The Ottoman Empire, like the other two Muslim empires, had one central ruler with many different bureaucrats that worked underneath him. The main difference here is that all the people that worked below the ruler were not selected because of their social status or because of their family, but solely on their merit and their ability to do the job how it needed to be done. It seemed that in the Indian and Persian territories, that more people were selected for their position based on their social status.

They way that any of these empires expanded their power was through warfare.

To the Ottomans, the military, which was usually controlled by the bureaucracy, was very important for their political power. A large part of the Ottoman army was the Janissaries, which was basically a slave army. They also used cavalry and other units to help fight the wars, but one of the most unique ideas was that all of the men were treated equal. The Persians seemed to not treat everyone as equals and relied more on the idea that everyone was in a different class. This was also the case for the Indian Empire, they tended to treat everyone according to how and in what social standing they were born.

The economic system for all three of these great empires, revolved mainly around trade. Due to the location of these empires, most were in prime positions to set up trade routes with many other countries. The Ottomans saw merchants as a not so honorable position. However, they still began to trade between the surrounding lands, but predominantly stayed self-contained. Trading was very important to the Persian economy. They looked upon merchants with great respect and this title was only given to men who trade in foreign countries. It was thought that Persians traded their goods all over Europe. The Indian empire, while also relaying on trading, most of their exports came from manufactured goods. They predominantly fulfilled a need for cotton cloth in Europe and many other parts of the world. The only problem that arose while dealing with India was the fact that the merchants only took silver or gold for payment, which could be hard to come by for some people.
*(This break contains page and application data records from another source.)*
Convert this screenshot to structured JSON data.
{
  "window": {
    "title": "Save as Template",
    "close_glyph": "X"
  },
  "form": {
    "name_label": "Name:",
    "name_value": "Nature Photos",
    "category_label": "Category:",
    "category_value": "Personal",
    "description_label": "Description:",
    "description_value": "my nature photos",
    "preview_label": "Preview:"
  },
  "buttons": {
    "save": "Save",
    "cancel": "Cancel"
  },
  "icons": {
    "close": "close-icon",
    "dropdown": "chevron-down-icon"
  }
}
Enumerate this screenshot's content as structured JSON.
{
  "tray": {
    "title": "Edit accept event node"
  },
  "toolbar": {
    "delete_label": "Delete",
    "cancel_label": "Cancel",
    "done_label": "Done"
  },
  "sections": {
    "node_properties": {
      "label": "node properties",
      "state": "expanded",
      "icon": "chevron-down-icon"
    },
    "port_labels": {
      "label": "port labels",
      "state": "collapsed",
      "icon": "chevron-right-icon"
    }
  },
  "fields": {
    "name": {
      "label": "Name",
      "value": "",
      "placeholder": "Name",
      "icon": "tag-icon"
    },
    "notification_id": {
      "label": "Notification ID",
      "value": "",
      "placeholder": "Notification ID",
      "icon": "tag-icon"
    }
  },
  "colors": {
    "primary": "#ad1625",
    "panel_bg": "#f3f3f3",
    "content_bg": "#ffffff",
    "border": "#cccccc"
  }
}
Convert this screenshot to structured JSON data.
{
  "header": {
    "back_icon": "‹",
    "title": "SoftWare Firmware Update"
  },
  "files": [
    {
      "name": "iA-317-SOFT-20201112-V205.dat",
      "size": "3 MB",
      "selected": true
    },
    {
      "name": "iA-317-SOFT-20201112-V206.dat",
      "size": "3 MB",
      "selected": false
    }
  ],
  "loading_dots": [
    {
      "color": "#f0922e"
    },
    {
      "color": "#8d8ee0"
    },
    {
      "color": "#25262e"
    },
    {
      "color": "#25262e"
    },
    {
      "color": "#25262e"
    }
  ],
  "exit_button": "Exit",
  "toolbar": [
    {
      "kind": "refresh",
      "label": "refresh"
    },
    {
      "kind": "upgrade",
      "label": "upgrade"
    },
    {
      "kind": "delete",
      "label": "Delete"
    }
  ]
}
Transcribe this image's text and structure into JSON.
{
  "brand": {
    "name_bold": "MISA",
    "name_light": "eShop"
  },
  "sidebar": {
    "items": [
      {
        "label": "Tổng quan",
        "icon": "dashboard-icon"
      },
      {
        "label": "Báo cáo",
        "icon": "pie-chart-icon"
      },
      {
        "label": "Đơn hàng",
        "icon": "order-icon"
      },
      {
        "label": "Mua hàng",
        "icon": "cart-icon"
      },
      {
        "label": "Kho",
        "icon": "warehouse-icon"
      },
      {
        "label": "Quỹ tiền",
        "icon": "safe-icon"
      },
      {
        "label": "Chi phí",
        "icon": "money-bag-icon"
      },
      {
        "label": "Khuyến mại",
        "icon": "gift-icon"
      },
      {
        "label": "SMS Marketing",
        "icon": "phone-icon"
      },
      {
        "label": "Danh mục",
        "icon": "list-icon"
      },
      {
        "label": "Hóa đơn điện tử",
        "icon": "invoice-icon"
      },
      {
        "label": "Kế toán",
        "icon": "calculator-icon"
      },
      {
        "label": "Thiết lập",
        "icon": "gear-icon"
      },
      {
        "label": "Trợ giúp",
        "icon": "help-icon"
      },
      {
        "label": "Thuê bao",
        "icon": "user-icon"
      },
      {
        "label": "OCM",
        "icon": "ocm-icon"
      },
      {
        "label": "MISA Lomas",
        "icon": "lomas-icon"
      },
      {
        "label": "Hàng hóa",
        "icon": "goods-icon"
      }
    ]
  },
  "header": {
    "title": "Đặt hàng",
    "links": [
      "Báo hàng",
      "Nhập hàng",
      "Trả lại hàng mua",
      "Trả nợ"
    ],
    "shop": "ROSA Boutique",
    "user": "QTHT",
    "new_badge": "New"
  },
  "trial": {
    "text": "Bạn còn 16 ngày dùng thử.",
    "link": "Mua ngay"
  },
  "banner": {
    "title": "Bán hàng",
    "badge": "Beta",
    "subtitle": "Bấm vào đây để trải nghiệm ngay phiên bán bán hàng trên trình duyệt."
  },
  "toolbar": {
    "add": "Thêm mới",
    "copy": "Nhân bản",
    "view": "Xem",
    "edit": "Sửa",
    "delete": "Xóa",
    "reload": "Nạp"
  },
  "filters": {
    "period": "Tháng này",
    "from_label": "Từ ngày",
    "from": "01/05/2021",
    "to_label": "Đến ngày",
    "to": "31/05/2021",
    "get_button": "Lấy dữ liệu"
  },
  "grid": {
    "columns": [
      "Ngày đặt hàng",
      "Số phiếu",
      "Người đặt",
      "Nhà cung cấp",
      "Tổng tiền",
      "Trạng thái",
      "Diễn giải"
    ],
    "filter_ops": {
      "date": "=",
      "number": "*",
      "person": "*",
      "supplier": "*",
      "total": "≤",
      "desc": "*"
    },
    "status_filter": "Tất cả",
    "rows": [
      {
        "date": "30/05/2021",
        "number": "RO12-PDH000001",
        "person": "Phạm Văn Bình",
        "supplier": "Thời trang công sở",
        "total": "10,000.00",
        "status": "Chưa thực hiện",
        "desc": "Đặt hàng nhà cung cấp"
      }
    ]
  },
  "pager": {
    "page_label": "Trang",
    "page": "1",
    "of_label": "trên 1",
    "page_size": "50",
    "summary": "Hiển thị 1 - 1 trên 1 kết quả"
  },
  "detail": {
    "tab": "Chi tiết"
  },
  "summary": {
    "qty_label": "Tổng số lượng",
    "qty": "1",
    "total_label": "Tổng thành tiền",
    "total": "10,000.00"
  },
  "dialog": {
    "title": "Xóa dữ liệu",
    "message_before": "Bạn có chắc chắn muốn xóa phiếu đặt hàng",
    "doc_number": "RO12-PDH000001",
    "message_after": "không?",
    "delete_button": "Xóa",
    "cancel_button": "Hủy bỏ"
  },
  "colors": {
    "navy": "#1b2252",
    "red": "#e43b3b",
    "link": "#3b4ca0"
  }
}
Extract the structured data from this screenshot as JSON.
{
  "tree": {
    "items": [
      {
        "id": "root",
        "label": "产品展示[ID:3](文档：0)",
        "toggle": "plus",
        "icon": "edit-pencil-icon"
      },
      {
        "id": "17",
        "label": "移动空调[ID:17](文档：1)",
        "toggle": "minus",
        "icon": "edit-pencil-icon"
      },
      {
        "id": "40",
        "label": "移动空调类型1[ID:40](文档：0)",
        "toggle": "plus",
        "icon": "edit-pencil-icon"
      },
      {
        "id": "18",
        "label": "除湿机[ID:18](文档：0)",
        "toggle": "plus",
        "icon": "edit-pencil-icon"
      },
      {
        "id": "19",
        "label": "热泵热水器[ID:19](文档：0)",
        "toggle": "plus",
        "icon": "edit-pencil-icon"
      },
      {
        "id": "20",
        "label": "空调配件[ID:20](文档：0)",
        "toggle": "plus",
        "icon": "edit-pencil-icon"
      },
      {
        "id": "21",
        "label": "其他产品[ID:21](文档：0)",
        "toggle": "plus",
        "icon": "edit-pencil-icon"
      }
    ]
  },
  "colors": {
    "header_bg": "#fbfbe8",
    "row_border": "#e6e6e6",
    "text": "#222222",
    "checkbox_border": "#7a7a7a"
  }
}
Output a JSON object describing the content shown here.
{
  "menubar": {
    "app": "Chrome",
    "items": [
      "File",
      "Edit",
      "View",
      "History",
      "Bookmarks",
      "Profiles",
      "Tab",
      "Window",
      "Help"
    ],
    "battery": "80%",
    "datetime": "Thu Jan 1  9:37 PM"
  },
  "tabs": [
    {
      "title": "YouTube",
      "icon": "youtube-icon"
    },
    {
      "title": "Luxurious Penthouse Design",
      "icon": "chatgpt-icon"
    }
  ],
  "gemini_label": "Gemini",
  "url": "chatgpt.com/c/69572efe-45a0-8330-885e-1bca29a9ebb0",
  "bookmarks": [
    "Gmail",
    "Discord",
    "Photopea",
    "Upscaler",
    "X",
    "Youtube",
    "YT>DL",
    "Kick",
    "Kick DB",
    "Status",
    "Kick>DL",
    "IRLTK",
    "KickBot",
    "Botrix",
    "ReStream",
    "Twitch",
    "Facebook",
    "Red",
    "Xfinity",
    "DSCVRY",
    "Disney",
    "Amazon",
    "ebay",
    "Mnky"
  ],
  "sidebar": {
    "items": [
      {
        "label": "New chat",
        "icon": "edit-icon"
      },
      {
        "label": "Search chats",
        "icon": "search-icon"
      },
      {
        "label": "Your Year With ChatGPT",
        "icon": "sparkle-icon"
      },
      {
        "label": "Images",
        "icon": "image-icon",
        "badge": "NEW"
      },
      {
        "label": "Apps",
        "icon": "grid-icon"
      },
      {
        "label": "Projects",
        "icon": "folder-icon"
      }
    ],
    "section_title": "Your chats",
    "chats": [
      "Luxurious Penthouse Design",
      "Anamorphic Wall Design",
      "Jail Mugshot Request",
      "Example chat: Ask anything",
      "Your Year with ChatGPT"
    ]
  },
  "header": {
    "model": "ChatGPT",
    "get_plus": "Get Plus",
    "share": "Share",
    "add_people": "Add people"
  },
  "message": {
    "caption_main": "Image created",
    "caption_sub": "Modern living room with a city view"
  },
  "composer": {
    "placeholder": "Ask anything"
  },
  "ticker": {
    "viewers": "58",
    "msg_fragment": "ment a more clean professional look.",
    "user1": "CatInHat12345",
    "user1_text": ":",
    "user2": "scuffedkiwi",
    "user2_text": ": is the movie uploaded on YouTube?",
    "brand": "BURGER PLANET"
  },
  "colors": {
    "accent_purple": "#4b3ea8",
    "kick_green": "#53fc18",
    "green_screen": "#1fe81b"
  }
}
Overall, these three great Muslim empires left an everlasting impact on the world today. Although they all shared some similar characteristics, their many differences is what separated them from each other, and the rest of the world.